He added, “It’s hard to put principle ahead of self interest, but I think either one will be a good successor to me. But I’ve also learned that in Minnesota politics, nobody likes to be told how they should vote. There has to be an earned endorsement, and realistically, there is not much I can do to affect that outcome.”

Dayton defended his decision last October to close his Washington office until after the November elections, which he said at the time was based on a top-secret intelligence report on national security presented by Majority Leader Bill Frist (R-Tenn.).

Even though no other member of Congress followed suit, Dayton said he felt compelled to do so to protect his staff and any constituents who might be visiting his Washington office, and he still thinks it was the right thing to do, despite the heavy criticism he received in Minnesota and elsewhere.

But Dayton, who spent $12 million of his own money in his 2000 campaign — as well as $7 million in an unsuccessful Senate race in 1992 and $2 million in a losing bid for governor in 1998 — made it clear that his dislike for raising money was a major factor in his decision to step down.
 
“I think it’s an inherently corrupting enterprise,” he said. “While there are plenty of people who can resist that, it’s part of the process. Somebody gives you $4,000, they’re not charitable contributors. They want something in return. It’s an investment, and they’re looking for an appropriate return on those investments.”

 Dayton, whose net worth is still between $5 million and $20 million, estimates that he’d have to raise at least $15 million if he ran again and would be outspent by his Republican opponent by 2-1.

He also knows he’d be a prime target of the national Republican Party. “I’m not going to set myself up for that,” he said. “I saw what the Republicans could do when they targeted [former Minority Leader] Tom Daschle [D-S.D.] and [former Sen.] Max Cleland [D-Ga.], and I’m not going to put myself or the Minnesota DFL in that position.”

But Dayton, who at times seems socially awkward and introverted, also indicated frustration with his lack of seniority — he was No. 100 when he arrived in the Senate and is now 80.

“Ninety percent of your effectiveness in the Senate depends on majority and seniority, and I’m not going to achieve seniority for a decade. And I’ve gone from a Senate whose majority has shifted dramatically since I arrived. I don’t know how to predict [when it might shift back]. I’d be on Wall Street recouping my fortune if I could predict that.”

Asked if he has any second thoughts about his decision not to seek reelection, Dayton said, “No, but ask me in two years and I might have a different view. But I don’t think I will. I feel I made the right decision.”

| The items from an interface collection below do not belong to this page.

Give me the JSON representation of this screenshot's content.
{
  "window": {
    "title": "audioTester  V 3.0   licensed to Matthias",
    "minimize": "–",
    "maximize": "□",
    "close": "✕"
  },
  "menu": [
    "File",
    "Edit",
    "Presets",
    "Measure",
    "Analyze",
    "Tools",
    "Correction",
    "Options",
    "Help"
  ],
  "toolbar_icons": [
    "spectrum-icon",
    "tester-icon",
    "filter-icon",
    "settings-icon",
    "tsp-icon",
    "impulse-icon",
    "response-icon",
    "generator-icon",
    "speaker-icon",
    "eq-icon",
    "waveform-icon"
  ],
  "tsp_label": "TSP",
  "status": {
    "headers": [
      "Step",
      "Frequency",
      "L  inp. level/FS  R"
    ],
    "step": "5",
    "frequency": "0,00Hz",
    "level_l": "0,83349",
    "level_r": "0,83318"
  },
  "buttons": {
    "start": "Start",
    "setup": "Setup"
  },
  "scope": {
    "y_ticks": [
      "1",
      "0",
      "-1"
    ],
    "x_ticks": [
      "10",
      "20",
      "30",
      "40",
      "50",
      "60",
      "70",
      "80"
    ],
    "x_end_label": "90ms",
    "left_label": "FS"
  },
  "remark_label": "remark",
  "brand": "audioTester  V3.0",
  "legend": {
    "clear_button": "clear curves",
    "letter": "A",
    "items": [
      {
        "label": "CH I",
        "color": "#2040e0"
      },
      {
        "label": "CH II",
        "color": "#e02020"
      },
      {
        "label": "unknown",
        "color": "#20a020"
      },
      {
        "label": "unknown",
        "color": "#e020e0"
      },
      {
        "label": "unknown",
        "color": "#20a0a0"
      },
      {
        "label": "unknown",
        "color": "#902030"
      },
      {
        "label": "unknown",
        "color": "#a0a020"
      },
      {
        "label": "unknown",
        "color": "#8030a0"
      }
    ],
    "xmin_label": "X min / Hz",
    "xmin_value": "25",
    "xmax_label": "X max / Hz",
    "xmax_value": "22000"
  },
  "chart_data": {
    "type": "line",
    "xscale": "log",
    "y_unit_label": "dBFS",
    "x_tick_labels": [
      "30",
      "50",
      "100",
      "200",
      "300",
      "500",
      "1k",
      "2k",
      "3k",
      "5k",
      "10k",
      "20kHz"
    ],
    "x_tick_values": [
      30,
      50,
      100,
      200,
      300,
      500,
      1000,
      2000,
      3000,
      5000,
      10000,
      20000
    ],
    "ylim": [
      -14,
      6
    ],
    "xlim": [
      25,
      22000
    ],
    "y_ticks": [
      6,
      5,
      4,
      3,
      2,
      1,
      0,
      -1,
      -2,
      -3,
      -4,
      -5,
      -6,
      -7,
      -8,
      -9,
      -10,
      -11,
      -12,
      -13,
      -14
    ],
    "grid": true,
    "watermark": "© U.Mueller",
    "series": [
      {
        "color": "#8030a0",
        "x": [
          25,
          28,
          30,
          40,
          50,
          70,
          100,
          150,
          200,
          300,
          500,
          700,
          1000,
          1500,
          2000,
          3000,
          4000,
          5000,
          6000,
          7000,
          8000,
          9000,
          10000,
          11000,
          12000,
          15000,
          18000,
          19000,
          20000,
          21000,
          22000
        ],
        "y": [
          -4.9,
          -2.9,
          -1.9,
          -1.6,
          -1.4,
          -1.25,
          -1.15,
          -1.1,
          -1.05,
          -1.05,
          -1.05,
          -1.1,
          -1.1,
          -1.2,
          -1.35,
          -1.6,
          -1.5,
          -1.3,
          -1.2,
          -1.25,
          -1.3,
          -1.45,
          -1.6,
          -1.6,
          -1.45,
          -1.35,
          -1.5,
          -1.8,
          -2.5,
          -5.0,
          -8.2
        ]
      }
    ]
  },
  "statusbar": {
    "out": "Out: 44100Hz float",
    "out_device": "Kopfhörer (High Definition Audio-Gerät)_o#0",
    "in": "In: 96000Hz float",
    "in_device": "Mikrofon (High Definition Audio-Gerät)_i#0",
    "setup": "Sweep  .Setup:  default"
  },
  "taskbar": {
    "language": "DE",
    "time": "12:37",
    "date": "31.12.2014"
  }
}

Then, after a long pause, he added, “I don’t know how to say this. My own inclinations don’t lend themselves to making deals in the Senate. Those closest to the middle, by conviction or conscience, are those able to come out ahead in politics. My own politics are not conducive to that. I’m not good at making backroom deals, so I’m not well-suited for this particular time in this body. It’s a great institution, and I have great respect for the people in it, but I guess I’m not right for the tenor of the times.

“As [Sen.] Pat Roberts [R-Kan.] said when I first got here, everybody gets here for a reason. Nobody arrives by accident, and you should look at each member of the Senate as having earned that opportunity. I have a great deal of respect for every member. There’s no reason I should agree with their views or they should agree with mine.”

Dayton said he has no idea what he will do when he leaves the Senate, except that he will return to Minnesota and become involved in some type of public service.

“ I like the job I have now, and I’m going to focus on the time I have left in the Senate,” he said. “I think about it occasionally, and as the time comes I probably will think about it more.”